= YOUR OBJECTIVE =
Please set down the records exactly, keeping every line.

= RECORDS TO USE =
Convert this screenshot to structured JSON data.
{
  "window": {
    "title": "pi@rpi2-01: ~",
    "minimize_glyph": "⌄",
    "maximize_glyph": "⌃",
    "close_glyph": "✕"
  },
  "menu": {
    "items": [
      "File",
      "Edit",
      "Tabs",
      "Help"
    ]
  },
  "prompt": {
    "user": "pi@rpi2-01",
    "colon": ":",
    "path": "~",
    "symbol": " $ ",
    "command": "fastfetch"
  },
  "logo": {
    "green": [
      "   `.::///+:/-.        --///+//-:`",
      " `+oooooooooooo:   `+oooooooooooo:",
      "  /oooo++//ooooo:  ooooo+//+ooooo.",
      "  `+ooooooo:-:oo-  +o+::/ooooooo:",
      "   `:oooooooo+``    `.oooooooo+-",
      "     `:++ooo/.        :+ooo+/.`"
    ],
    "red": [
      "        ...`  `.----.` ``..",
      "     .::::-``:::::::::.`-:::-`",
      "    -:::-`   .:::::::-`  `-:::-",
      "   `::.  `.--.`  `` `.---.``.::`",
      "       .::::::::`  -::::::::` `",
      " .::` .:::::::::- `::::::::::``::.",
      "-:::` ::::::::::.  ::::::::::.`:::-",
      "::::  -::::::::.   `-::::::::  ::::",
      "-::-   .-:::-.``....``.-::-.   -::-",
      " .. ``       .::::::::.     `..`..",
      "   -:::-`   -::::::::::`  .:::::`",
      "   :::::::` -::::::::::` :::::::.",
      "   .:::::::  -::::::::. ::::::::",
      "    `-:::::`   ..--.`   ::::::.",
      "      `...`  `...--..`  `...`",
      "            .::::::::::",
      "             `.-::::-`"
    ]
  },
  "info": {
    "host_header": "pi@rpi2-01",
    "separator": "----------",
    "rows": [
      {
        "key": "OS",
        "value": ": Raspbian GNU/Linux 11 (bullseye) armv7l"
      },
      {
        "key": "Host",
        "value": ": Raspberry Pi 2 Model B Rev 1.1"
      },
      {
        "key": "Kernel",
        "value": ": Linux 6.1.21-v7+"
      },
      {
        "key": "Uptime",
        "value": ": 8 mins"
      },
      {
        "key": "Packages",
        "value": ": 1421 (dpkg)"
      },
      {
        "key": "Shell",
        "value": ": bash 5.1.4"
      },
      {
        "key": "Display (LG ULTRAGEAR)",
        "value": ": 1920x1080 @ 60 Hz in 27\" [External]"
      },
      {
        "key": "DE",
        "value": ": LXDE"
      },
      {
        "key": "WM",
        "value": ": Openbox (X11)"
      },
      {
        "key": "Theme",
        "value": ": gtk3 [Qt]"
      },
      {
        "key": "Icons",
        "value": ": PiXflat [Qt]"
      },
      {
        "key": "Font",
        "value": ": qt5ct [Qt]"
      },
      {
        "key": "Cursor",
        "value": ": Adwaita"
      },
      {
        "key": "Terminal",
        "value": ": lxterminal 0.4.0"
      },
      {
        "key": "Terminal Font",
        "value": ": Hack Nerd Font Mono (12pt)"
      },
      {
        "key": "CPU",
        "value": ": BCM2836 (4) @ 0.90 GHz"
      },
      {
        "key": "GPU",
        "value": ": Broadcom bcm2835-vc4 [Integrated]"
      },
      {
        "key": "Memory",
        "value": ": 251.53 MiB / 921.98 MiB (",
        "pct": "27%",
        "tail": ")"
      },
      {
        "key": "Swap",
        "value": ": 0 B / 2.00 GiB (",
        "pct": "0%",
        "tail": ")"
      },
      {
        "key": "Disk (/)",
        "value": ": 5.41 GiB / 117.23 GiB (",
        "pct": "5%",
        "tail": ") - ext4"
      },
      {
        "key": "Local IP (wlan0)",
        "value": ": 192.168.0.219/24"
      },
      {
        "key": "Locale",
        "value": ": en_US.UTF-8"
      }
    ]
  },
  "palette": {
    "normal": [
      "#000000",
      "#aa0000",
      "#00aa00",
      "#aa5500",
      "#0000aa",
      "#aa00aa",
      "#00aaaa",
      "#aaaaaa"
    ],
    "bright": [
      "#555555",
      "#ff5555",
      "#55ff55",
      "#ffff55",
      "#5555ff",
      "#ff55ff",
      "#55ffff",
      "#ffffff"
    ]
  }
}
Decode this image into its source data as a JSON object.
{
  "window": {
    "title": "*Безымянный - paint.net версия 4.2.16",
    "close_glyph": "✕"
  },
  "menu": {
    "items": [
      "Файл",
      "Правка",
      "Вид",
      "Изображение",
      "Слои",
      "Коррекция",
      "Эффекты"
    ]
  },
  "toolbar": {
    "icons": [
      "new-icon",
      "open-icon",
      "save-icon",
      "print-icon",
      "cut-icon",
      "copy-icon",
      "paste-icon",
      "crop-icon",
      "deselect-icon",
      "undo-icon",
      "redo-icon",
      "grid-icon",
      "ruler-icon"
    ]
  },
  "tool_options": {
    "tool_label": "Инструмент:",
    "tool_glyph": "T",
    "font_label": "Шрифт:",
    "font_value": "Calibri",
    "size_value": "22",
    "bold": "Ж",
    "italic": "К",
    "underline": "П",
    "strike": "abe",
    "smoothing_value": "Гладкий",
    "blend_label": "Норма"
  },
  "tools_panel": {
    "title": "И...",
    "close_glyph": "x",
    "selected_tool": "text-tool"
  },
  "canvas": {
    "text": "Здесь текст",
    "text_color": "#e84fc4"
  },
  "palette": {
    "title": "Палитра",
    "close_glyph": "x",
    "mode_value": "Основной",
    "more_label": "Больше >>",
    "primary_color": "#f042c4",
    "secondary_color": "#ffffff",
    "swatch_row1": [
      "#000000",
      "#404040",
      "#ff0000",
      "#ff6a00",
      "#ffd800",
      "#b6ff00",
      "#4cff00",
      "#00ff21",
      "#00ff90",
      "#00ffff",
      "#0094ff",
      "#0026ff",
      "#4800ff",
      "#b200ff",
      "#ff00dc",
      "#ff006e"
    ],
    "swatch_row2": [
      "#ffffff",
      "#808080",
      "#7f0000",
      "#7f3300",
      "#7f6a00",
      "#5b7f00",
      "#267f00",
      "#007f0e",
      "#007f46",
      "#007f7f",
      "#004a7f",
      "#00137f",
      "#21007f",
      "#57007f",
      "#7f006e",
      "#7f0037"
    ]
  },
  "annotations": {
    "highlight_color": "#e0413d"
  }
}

= ANSWER TO THE PROBLEM =
Convert this screenshot to structured JSON data.
{
  "window": {
    "title": "pi@rpi2-01: ~",
    "minimize_glyph": "⌄",
    "maximize_glyph": "⌃",
    "close_glyph": "✕"
  },
  "menu": {
    "items": [
      "File",
      "Edit",
      "Tabs",
      "Help"
    ]
  },
  "prompt": {
    "user": "pi@rpi2-01",
    "colon": ":",
    "path": "~",
    "symbol": " $ ",
    "command": "fastfetch"
  },
  "logo": {
    "green": [
      "   `.::///+:/-.        --///+//-:`",
      " `+oooooooooooo:   `+oooooooooooo:",
      "  /oooo++//ooooo:  ooooo+//+ooooo.",
      "  `+ooooooo:-:oo-  +o+::/ooooooo:",
      "   `:oooooooo+``    `.oooooooo+-",
      "     `:++ooo/.        :+ooo+/.`"
    ],
    "red": [
      "        ...`  `.----.` ``..",
      "     .::::-``:::::::::.`-:::-`",
      "    -:::-`   .:::::::-`  `-:::-",
      "   `::.  `.--.`  `` `.---.``.::`",
      "       .::::::::`  -::::::::` `",
      " .::` .:::::::::- `::::::::::``::.",
      "-:::` ::::::::::.  ::::::::::.`:::-",
      "::::  -::::::::.   `-::::::::  ::::",
      "-::-   .-:::-.``....``.-::-.   -::-",
      " .. ``       .::::::::.     `..`..",
      "   -:::-`   -::::::::::`  .:::::`",
      "   :::::::` -::::::::::` :::::::.",
      "   .:::::::  -::::::::. ::::::::",
      "    `-:::::`   ..--.`   ::::::.",
      "      `...`  `...--..`  `...`",
      "            .::::::::::",
      "             `.-::::-`"
    ]
  },
  "info": {
    "host_header": "pi@rpi2-01",
    "separator": "----------",
    "rows": [
      {
        "key": "OS",
        "value": ": Raspbian GNU/Linux 11 (bullseye) armv7l"
      },
      {
        "key": "Host",
        "value": ": Raspberry Pi 2 Model B Rev 1.1"
      },
      {
        "key": "Kernel",
        "value": ": Linux 6.1.21-v7+"
      },
      {
        "key": "Uptime",
        "value": ": 8 mins"
      },
      {
        "key": "Packages",
        "value": ": 1421 (dpkg)"
      },
      {
        "key": "Shell",
        "value": ": bash 5.1.4"
      },
      {
        "key": "Display (LG ULTRAGEAR)",
        "value": ": 1920x1080 @ 60 Hz in 27\" [External]"
      },
      {
        "key": "DE",
        "value": ": LXDE"
      },
      {
        "key": "WM",
        "value": ": Openbox (X11)"
      },
      {
        "key": "Theme",
        "value": ": gtk3 [Qt]"
      },
      {
        "key": "Icons",
        "value": ": PiXflat [Qt]"
      },
      {
        "key": "Font",
        "value": ": qt5ct [Qt]"
      },
      {
        "key": "Cursor",
        "value": ": Adwaita"
      },
      {
        "key": "Terminal",
        "value": ": lxterminal 0.4.0"
      },
      {
        "key": "Terminal Font",
        "value": ": Hack Nerd Font Mono (12pt)"
      },
      {
        "key": "CPU",
        "value": ": BCM2836 (4) @ 0.90 GHz"
      },
      {
        "key": "GPU",
        "value": ": Broadcom bcm2835-vc4 [Integrated]"
      },
      {
        "key": "Memory",
        "value": ": 251.53 MiB / 921.98 MiB (",
        "pct": "27%",
        "tail": ")"
      },
      {
        "key": "Swap",
        "value": ": 0 B / 2.00 GiB (",
        "pct": "0%",
        "tail": ")"
      },
      {
        "key": "Disk (/)",
        "value": ": 5.41 GiB / 117.23 GiB (",
        "pct": "5%",
        "tail": ") - ext4"
      },
      {
        "key": "Local IP (wlan0)",
        "value": ": 192.168.0.219/24"
      },
      {
        "key": "Locale",
        "value": ": en_US.UTF-8"
      }
    ]
  },
  "palette": {
    "normal": [
      "#000000",
      "#aa0000",
      "#00aa00",
      "#aa5500",
      "#0000aa",
      "#aa00aa",
      "#00aaaa",
      "#aaaaaa"
    ],
    "bright": [
      "#555555",
      "#ff5555",
      "#55ff55",
      "#ffff55",
      "#5555ff",
      "#ff55ff",
      "#55ffff",
      "#ffffff"
    ]
  }
}
Decode this image into its source data as a JSON object.
{
  "window": {
    "title": "*Безымянный - paint.net версия 4.2.16",
    "close_glyph": "✕"
  },
  "menu": {
    "items": [
      "Файл",
      "Правка",
      "Вид",
      "Изображение",
      "Слои",
      "Коррекция",
      "Эффекты"
    ]
  },
  "toolbar": {
    "icons": [
      "new-icon",
      "open-icon",
      "save-icon",
      "print-icon",
      "cut-icon",
      "copy-icon",
      "paste-icon",
      "crop-icon",
      "deselect-icon",
      "undo-icon",
      "redo-icon",
      "grid-icon",
      "ruler-icon"
    ]
  },
  "tool_options": {
    "tool_label": "Инструмент:",
    "tool_glyph": "T",
    "font_label": "Шрифт:",
    "font_value": "Calibri",
    "size_value": "22",
    "bold": "Ж",
    "italic": "К",
    "underline": "П",
    "strike": "abe",
    "smoothing_value": "Гладкий",
    "blend_label": "Норма"
  },
  "tools_panel": {
    "title": "И...",
    "close_glyph": "x",
    "selected_tool": "text-tool"
  },
  "canvas": {
    "text": "Здесь текст",
    "text_color": "#e84fc4"
  },
  "palette": {
    "title": "Палитра",
    "close_glyph": "x",
    "mode_value": "Основной",
    "more_label": "Больше >>",
    "primary_color": "#f042c4",
    "secondary_color": "#ffffff",
    "swatch_row1": [
      "#000000",
      "#404040",
      "#ff0000",
      "#ff6a00",
      "#ffd800",
      "#b6ff00",
      "#4cff00",
      "#00ff21",
      "#00ff90",
      "#00ffff",
      "#0094ff",
      "#0026ff",
      "#4800ff",
      "#b200ff",
      "#ff00dc",
      "#ff006e"
    ],
    "swatch_row2": [
      "#ffffff",
      "#808080",
      "#7f0000",
      "#7f3300",
      "#7f6a00",
      "#5b7f00",
      "#267f00",
      "#007f0e",
      "#007f46",
      "#007f7f",
      "#004a7f",
      "#00137f",
      "#21007f",
      "#57007f",
      "#7f006e",
      "#7f0037"
    ]
  },
  "annotations": {
    "highlight_color": "#e0413d"
  }
}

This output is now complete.